Interview: How British Columbia
Gained by Putting Price on Carbon
Earlier this month, Ontario announced it will join the carbon cap-and trade-program that Quebec and California participate in.
British Columbia, in 2008, became the first jurisdiction in North America to adopt an economy-wide carbon tax. Stewart Elgie, a professor of law and economics at University of Ottawa, has analyzed the results of that tax and describes them as “remarkable.” In a Yale Environment 360
interview, Elgie says the tax has significantly reduced British Columbia’s fossil fuel use without harming its economy. Citing the lack of support for a carbon tax at the federal level in Canada as well as in the U.S., Elgie warns that “we’re moving toward a global economy that will reward low-carbon, innovative, resource-efficient production. And if we don’t prepare ourselves for that, other countries are going to eat our lunch.”
Read the interview.
Roughly 43 percent of China's population lives near the coast — a region that is expected to experience dramatically
Shandong province after dramatic sea level rise
rising sea levels if global warming continues along its current trajectory. What will China's coast look like far in the future if polar ice sheets and glaciers undergo extensive melting? Cartographer Jeffrey Linn has used projections from the Intergovernmental Panel on Climate Change (IPCC) to depict the impact of a 200-foot rise in global sea level
. In this map, he shows the potential inundation of a portion of Shandong province near the town of Qingdao, home to 3.5 million people and the brewery that makes the widely distributed beer Tsingtao. Earlier, Linn drew up similar maps showing the inundation western North America's coastline
under scenarios of extreme sea level rise.
Yale Environment 360 is
a publication of the
Yale School of Forestry
& Environmental Studies
Accepting entries through June 15, 2015.
Yale Environment 360
articles are now available in Spanish and Portuguese on Universia
, the online educational network. Visit the site.
Business & Innovation
Policy & Politics
Pollution & Health
Science & Technology
Antarctica and the Arctic
Central & South America
A three-part series Tainted Harvest
looks at the soil pollution crisis in China, the threat it poses to the food supply, and the complexity of any cleanup. Read the series.
is now available for mobile devices at e360.yale.edu/mobile
The Warriors of Qiugang
, a Yale Environment 360
video, chronicles a Chinese village’s fight against a polluting chemical plant. It was nominated for a 2011 Academy Award for Best Documentary Short.

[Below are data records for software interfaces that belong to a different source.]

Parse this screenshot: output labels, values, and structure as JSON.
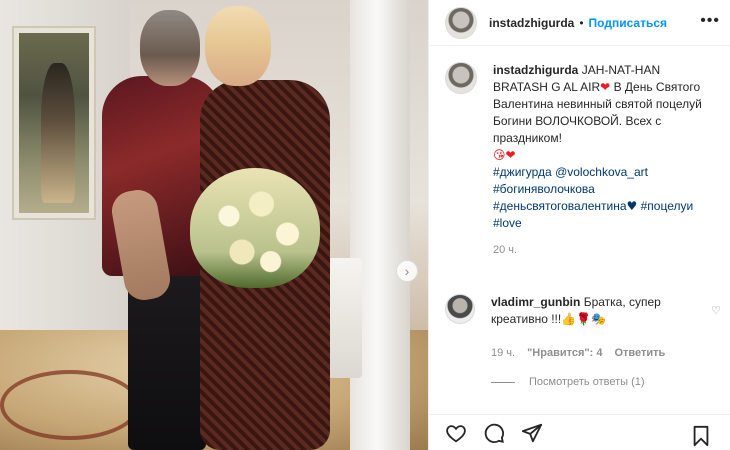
{
  "post": {
    "username": "instadzhigurda",
    "follow_label": "Подписаться",
    "more_label": "•••",
    "caption_username": "instadzhigurda",
    "caption_line1": "JAH-NAT-HAN BRATASH G AL AIR",
    "caption_line1_emoji": "❤",
    "caption_body": "В День Святого Валентина невинный святой поцелуй Богини ВОЛОЧКОВОЙ. Всех с праздником!",
    "caption_emojis": "😘❤",
    "hashtag1": "#джигурда",
    "mention": "@volochkova_art",
    "hashtag2": "#богиняволочкова",
    "hashtag3": "#деньсвятоговалентина",
    "hashtag3_emoji": "♥",
    "hashtag4": "#поцелуи",
    "hashtag5": "#love",
    "time": "20 ч."
  },
  "comment": {
    "username": "vladimr_gunbin",
    "text": "Братка, супер креативно !!!",
    "emojis": "👍🌹🎭",
    "heart_icon": "♡",
    "time": "19 ч.",
    "likes": "\"Нравится\": 4",
    "reply_label": "Ответить",
    "view_replies": "Посмотреть ответы (1)"
  },
  "photo": {
    "next_arrow": "›"
  },
  "colors": {
    "link": "#00376b",
    "follow": "#0095f6",
    "heart": "#ed1c24",
    "muted": "#8e8e8e"
  }
}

Watch the video.
Top Image: aerial view of Iceland
. © Google & TerraMetrics.
, winner of the Yale Environment 360 Video Contest, documents the work of African researchers monitoring wildlife in Uganda's remote Bwindi Impenetrable National Park. Watch the video.